When the word "name" shows up in a line of the data below, copy that whole line.

________________________________________

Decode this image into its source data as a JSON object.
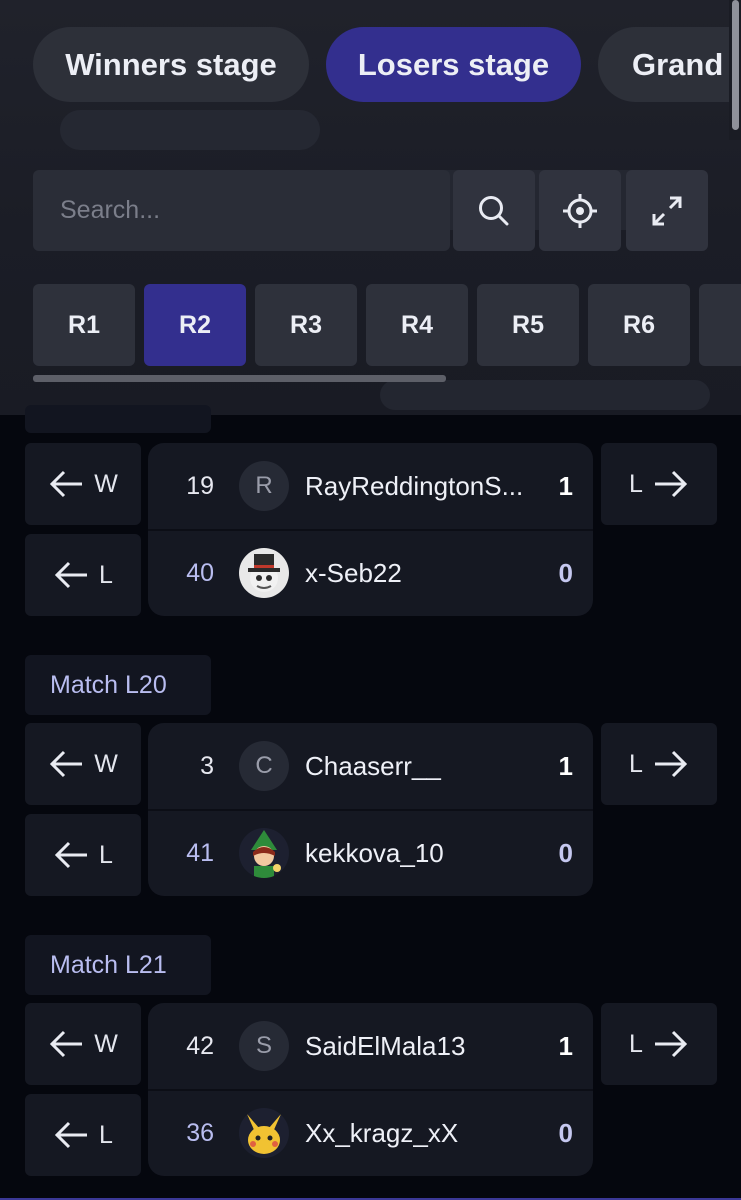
{
  "stage_tabs": [
    {
      "label": "Winners stage",
      "active": false
    },
    {
      "label": "Losers stage",
      "active": true
    },
    {
      "label": "Grand final",
      "active": false
    }
  ],
  "search": {
    "placeholder": "Search...",
    "value": ""
  },
  "toolbar": {
    "search_icon": "search-icon",
    "locate_icon": "crosshair-icon",
    "expand_icon": "expand-icon"
  },
  "rounds": [
    {
      "label": "R1",
      "active": false
    },
    {
      "label": "R2",
      "active": true
    },
    {
      "label": "R3",
      "active": false
    },
    {
      "label": "R4",
      "active": false
    },
    {
      "label": "R5",
      "active": false
    },
    {
      "label": "R6",
      "active": false
    }
  ],
  "nav": {
    "winner_label": "W",
    "loser_label": "L"
  },
  "matches": [
    {
      "label": "",
      "players": [
        {
          "seed": "19",
          "avatar": "R",
          "name": "RayReddingtonS...",
          "score": "1"
        },
        {
          "seed": "40",
          "avatar": "top-hat-avatar",
          "name": "x-Seb22",
          "score": "0"
        }
      ]
    },
    {
      "label": "Match L20",
      "players": [
        {
          "seed": "3",
          "avatar": "C",
          "name": "Chaaserr__",
          "score": "1"
        },
        {
          "seed": "41",
          "avatar": "elf-avatar",
          "name": "kekkova_10",
          "score": "0"
        }
      ]
    },
    {
      "label": "Match L21",
      "players": [
        {
          "seed": "42",
          "avatar": "S",
          "name": "SaidElMala13",
          "score": "1"
        },
        {
          "seed": "36",
          "avatar": "pikachu-avatar",
          "name": "Xx_kragz_xX",
          "score": "0"
        }
      ]
    }
  ],
  "colors": {
    "accent": "#332f8e",
    "background": "#05070e",
    "card": "#151822"
  }
}
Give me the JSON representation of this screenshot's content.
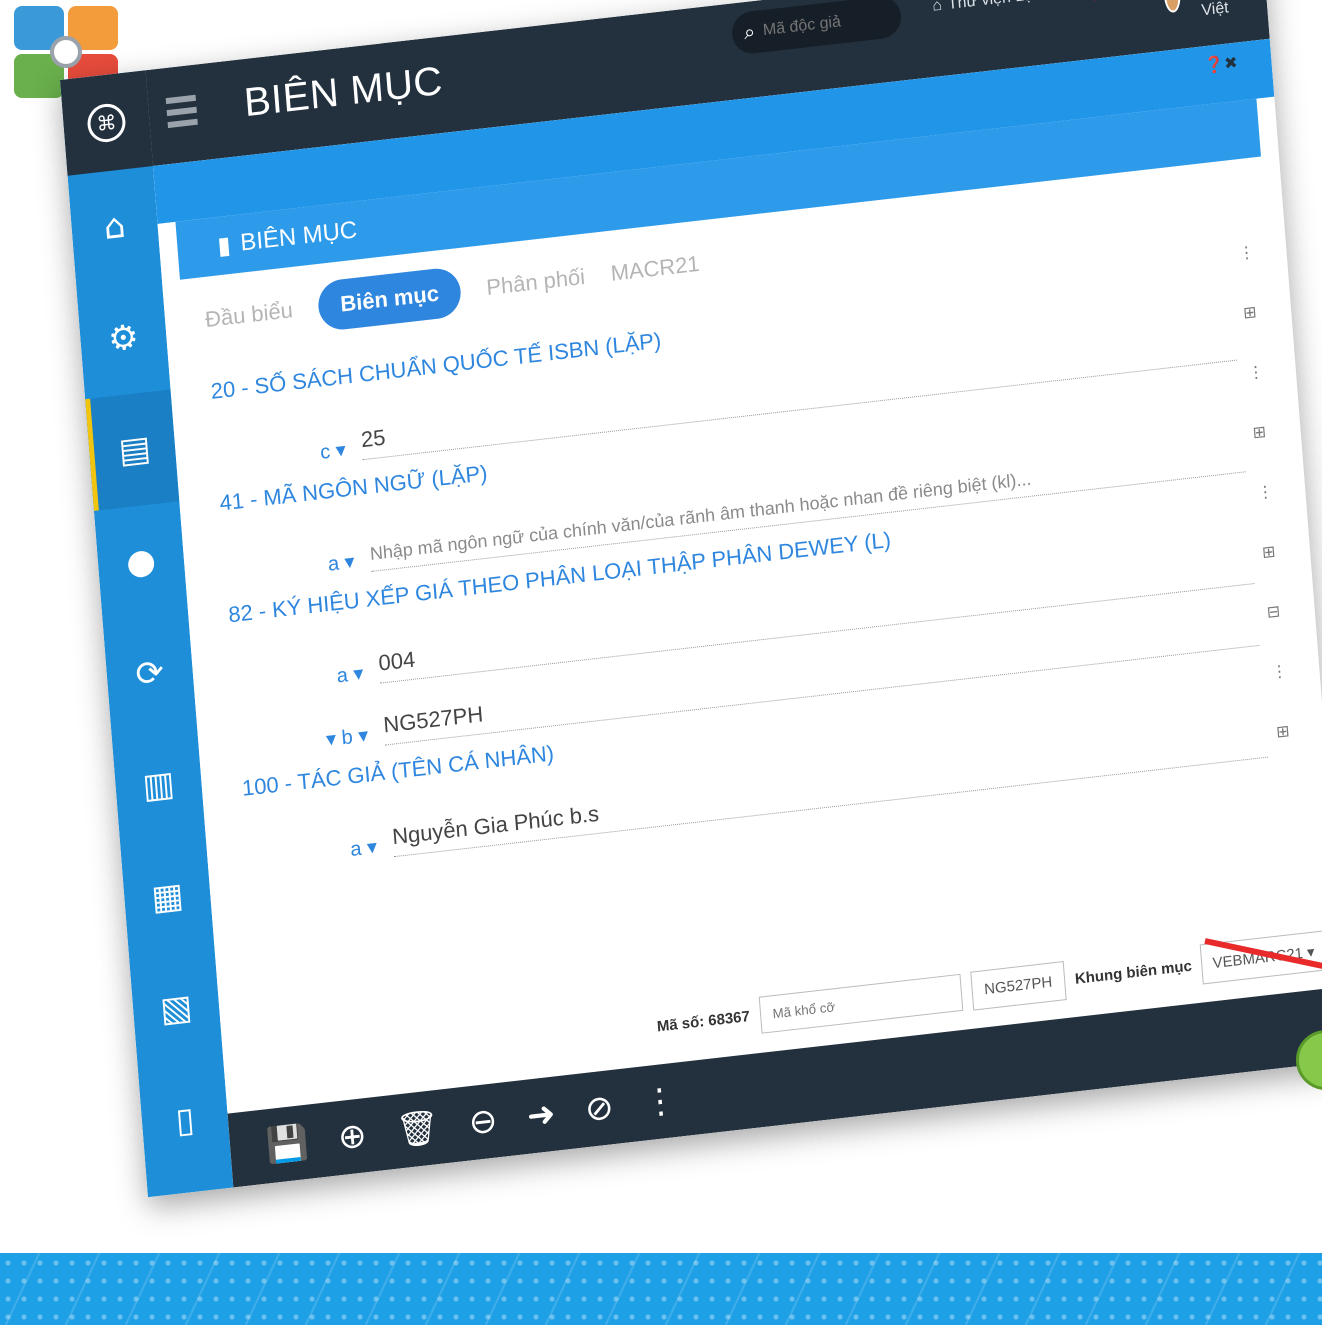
{
  "app": {
    "page_title": "BIÊN MỤC",
    "panel_title": "BIÊN MỤC"
  },
  "topbar": {
    "search_placeholder": "Mã độc giả",
    "library": "Thư viện Lạc V...",
    "user": "Quản trị viên Lạc Việt",
    "language_flag": "★"
  },
  "tabs": [
    "Đầu biểu",
    "Biên mục",
    "Phân phối",
    "MACR21"
  ],
  "fields": [
    {
      "title": "20 - SỐ SÁCH CHUẨN QUỐC TẾ ISBN (LẶP)",
      "rows": [
        {
          "code": "c",
          "value": "25",
          "placeholder": false
        }
      ]
    },
    {
      "title": "41 - MÃ NGÔN NGỮ (LẶP)",
      "rows": [
        {
          "code": "a",
          "value": "Nhập mã ngôn ngữ của chính văn/của rãnh âm thanh hoặc nhan đề riêng biệt (kl)...",
          "placeholder": true
        }
      ]
    },
    {
      "title": "82 - KÝ HIỆU XẾP GIÁ THEO PHÂN LOẠI THẬP PHÂN DEWEY (L)",
      "rows": [
        {
          "code": "a",
          "value": "004",
          "placeholder": false
        },
        {
          "code": "b",
          "value": "NG527PH",
          "placeholder": false
        }
      ]
    },
    {
      "title": "100 - TÁC GIẢ (TÊN CÁ NHÂN)",
      "rows": [
        {
          "code": "a",
          "value": "Nguyễn Gia Phúc b.s",
          "placeholder": false
        }
      ]
    }
  ],
  "meta": {
    "ma_so": "Mã số: 68367",
    "ma_kho_co_placeholder": "Mã khổ cỡ",
    "call_number": "NG527PH",
    "khung_label": "Khung biên mục",
    "khung_value": "VEBMARC21"
  },
  "colors": {
    "sidebar": "#1e8ed8",
    "topbar": "#23303d",
    "accent": "#2e86de",
    "pointer": "#e82a2a"
  },
  "icons": {
    "sidebar": [
      "home-icon",
      "gear-icon",
      "book-icon",
      "user-icon",
      "refresh-icon",
      "chart-icon",
      "keyboard-icon",
      "calendar-icon",
      "file-icon",
      "copy-icon"
    ],
    "toolbar": [
      "save-icon",
      "zoom-in-icon",
      "trash-icon",
      "arrow-left-icon",
      "arrow-right-icon",
      "cancel-icon",
      "more-icon"
    ]
  }
}
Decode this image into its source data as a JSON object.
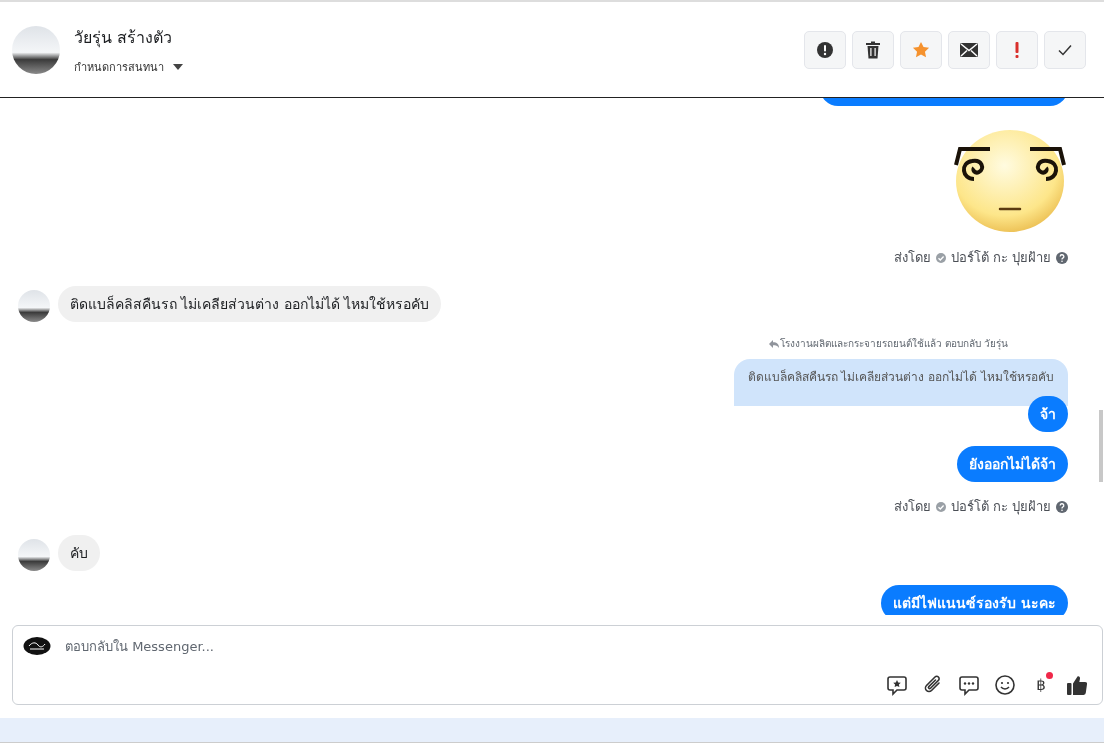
{
  "header": {
    "name": "วัยรุ่น สร้างตัว",
    "subtitle": "กำหนดการสนทนา"
  },
  "messages": [
    {
      "kind": "clipped"
    },
    {
      "kind": "sticker"
    },
    {
      "kind": "sent_by",
      "label": "ส่งโดย",
      "sender": "ปอร์โต้ กะ ปุยฝ้าย"
    },
    {
      "kind": "incoming",
      "text": "ติดแบล็คลิสคืนรถ ไม่เคลียส่วนต่าง  ออกไม่ได้  ไหมใช้หรอคับ"
    },
    {
      "kind": "reply",
      "header": "โรงงานผลิตและกระจายรถยนต์ใช้แล้ว ตอบกลับ วัยรุ่น",
      "quote": "ติดแบล็คลิสคืนรถ ไม่เคลียส่วนต่าง ออกไม่ได้ ไหมใช้หรอคับ",
      "text": "จ้า"
    },
    {
      "kind": "outgoing",
      "text": "ยังออกไม่ได้จ้า"
    },
    {
      "kind": "sent_by",
      "label": "ส่งโดย",
      "sender": "ปอร์โต้ กะ ปุยฝ้าย"
    },
    {
      "kind": "incoming",
      "text": "คับ"
    },
    {
      "kind": "outgoing",
      "text": "แต่มีไฟแนนซ์รองรับ นะคะ"
    }
  ],
  "composer": {
    "placeholder": "ตอบกลับใน Messenger...",
    "currency_symbol": "฿",
    "currency_badge": true
  }
}
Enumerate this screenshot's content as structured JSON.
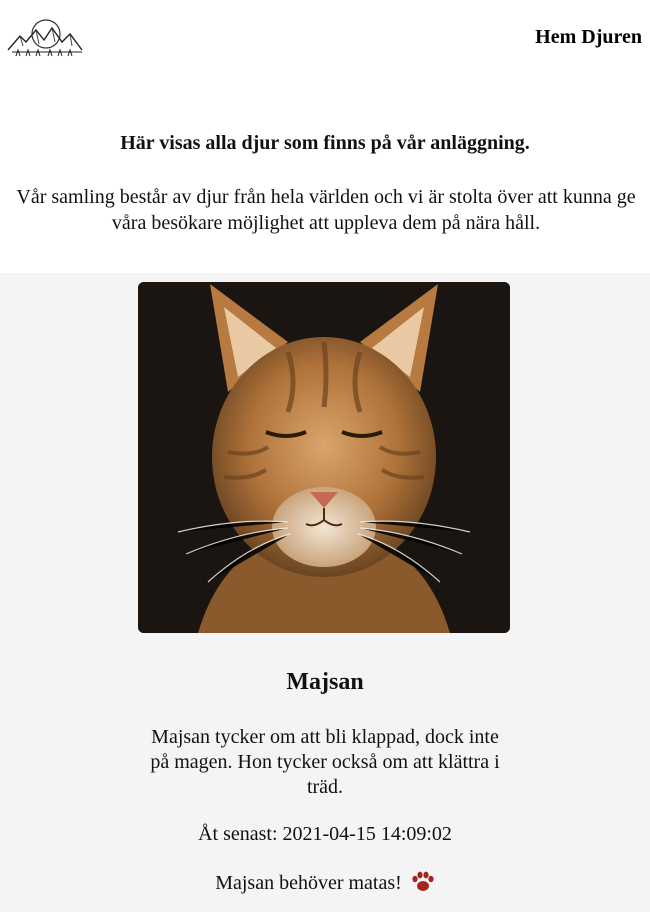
{
  "header": {
    "logo_icon": "mountain-logo-icon",
    "nav": [
      {
        "label": "Hem"
      },
      {
        "label": "Djuren"
      }
    ]
  },
  "intro": {
    "heading": "Här visas alla djur som finns på vår anläggning.",
    "text": "Vår samling består av djur från hela världen och vi är stolta över att kunna ge våra besökare möjlighet att uppleva dem på nära håll."
  },
  "animal": {
    "image_alt": "cat-photo",
    "name": "Majsan",
    "description": "Majsan tycker om att bli klappad, dock inte på magen. Hon tycker också om att klättra i träd.",
    "last_fed_label": "Åt senast: 2021-04-15 14:09:02",
    "feed_text": "Majsan behöver matas!",
    "feed_icon": "paw-icon"
  },
  "colors": {
    "gallery_bg": "#f4f4f4",
    "paw": "#a3261f"
  }
}
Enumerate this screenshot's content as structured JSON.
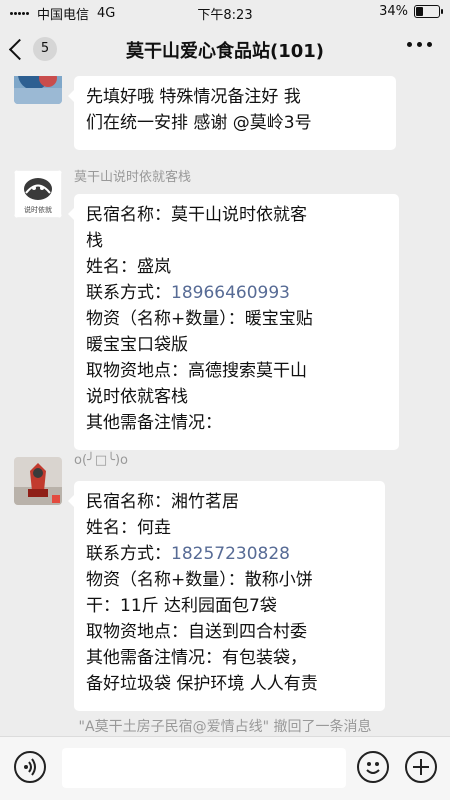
{
  "status_bar": {
    "carrier": "中国电信",
    "network": "4G",
    "time": "下午8:23",
    "battery": "34%",
    "battery_level": 0.34
  },
  "nav": {
    "back_count": "5",
    "title": "莫干山爱心食品站(101)"
  },
  "messages": [
    {
      "sender": "",
      "lines": [
        "先填好哦   特殊情况备注好  我",
        "们在统一安排  感谢 @莫岭3号"
      ]
    },
    {
      "sender": "莫干山说时依就客栈",
      "avatar_text": "说时依就",
      "lines": [
        "民宿名称：莫干山说时依就客",
        "栈",
        "姓名：盛岚",
        "联系方式：",
        "物资（名称+数量）：暖宝宝贴",
        "暖宝宝口袋版",
        "取物资地点：高德搜索莫干山",
        "说时依就客栈",
        "其他需备注情况："
      ],
      "phone": "18966460993"
    },
    {
      "sender": "o(╯□╰)o",
      "lines": [
        "民宿名称：湘竹茗居",
        "姓名：何垚",
        "联系方式：",
        "物资（名称+数量）：散称小饼",
        "干：11斤 达利园面包7袋",
        "取物资地点：自送到四合村委",
        "其他需备注情况：有包装袋，",
        "备好垃圾袋 保护环境 人人有责"
      ],
      "phone": "18257230828"
    }
  ],
  "system_notice": "\"A莫干土房子民宿@爱情占线\" 撤回了一条消息",
  "icons": {
    "back": "chevron-left-icon",
    "more": "more-dots-icon",
    "voice": "voice-icon",
    "emoji": "emoji-icon",
    "plus": "plus-icon"
  },
  "colors": {
    "background": "#ededed",
    "bubble": "#ffffff",
    "link": "#576b95",
    "muted": "#999999"
  }
}
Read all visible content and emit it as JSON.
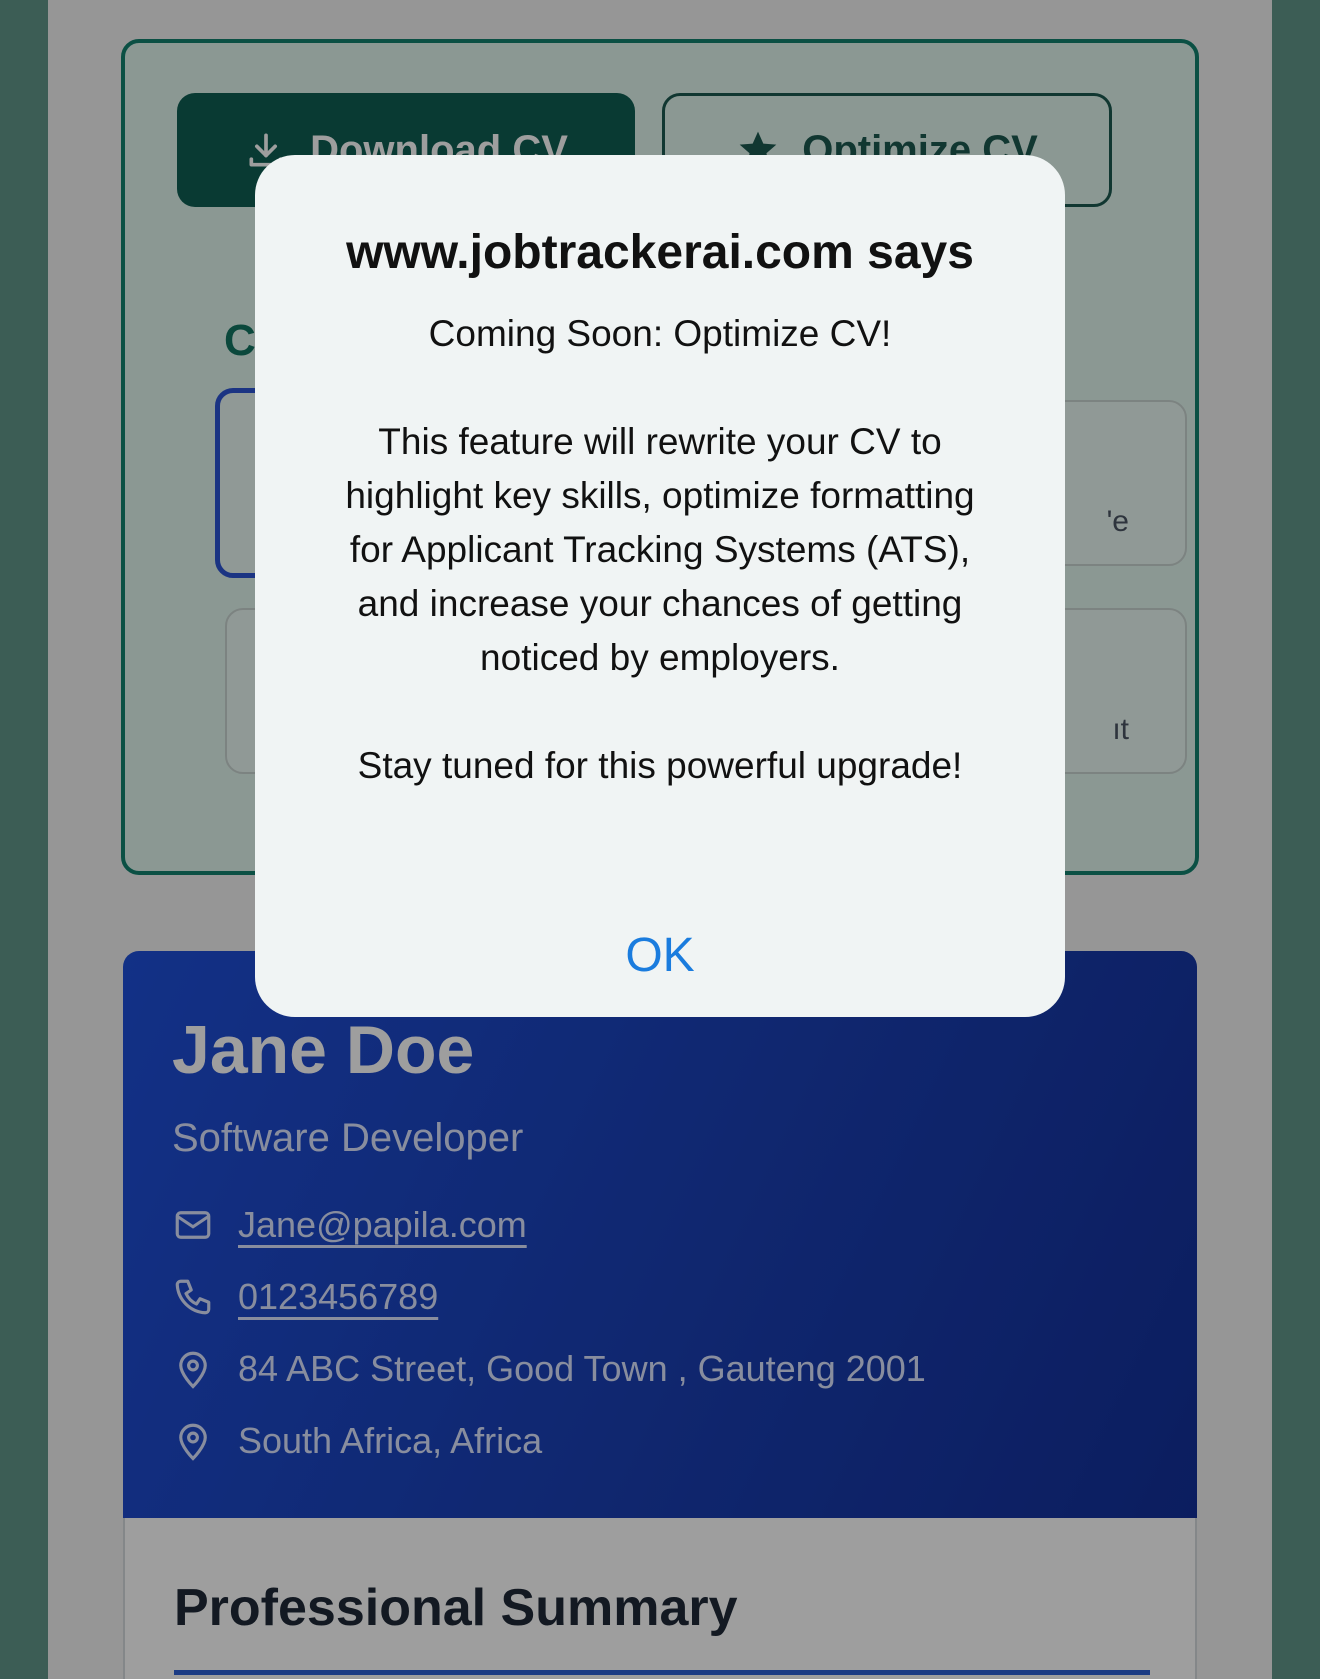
{
  "actions": {
    "download_label": "Download CV",
    "optimize_label": "Optimize CV"
  },
  "section_partial": "C",
  "option_cards": [
    {
      "partial_text": ""
    },
    {
      "partial_text": "'e"
    },
    {
      "partial_text": ""
    },
    {
      "partial_text": "ıt"
    }
  ],
  "profile": {
    "name": "Jane Doe",
    "title": "Software Developer",
    "email": "Jane@papila.com",
    "phone": "0123456789",
    "address": "84 ABC Street, Good Town , Gauteng 2001",
    "region": "South Africa, Africa"
  },
  "summary": {
    "heading": "Professional Summary"
  },
  "dialog": {
    "title": "www.jobtrackerai.com says",
    "line1": "Coming Soon: Optimize CV!",
    "line2": "This feature will rewrite your CV to highlight key skills, optimize formatting for Applicant Tracking Systems (ATS), and increase your chances of getting noticed by employers.",
    "line3": "Stay tuned for this powerful upgrade!",
    "ok_label": "OK"
  },
  "colors": {
    "accent_green": "#0f5e53",
    "profile_blue": "#1e4fd9",
    "ok_blue": "#1a7cde"
  }
}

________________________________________

Output for this exercise:
          "name": "RayReddingtonS...",
          "name": "x-Seb22",
          "name": "Chaaserr__",
          "name": "kekkova_10",
          "name": "SaidElMala13",
          "name": "Xx_kragz_xX",
    "name": "วัยรุ่น สร้างตัว",
    "name": "Majsan",
    "name": "Jane Doe",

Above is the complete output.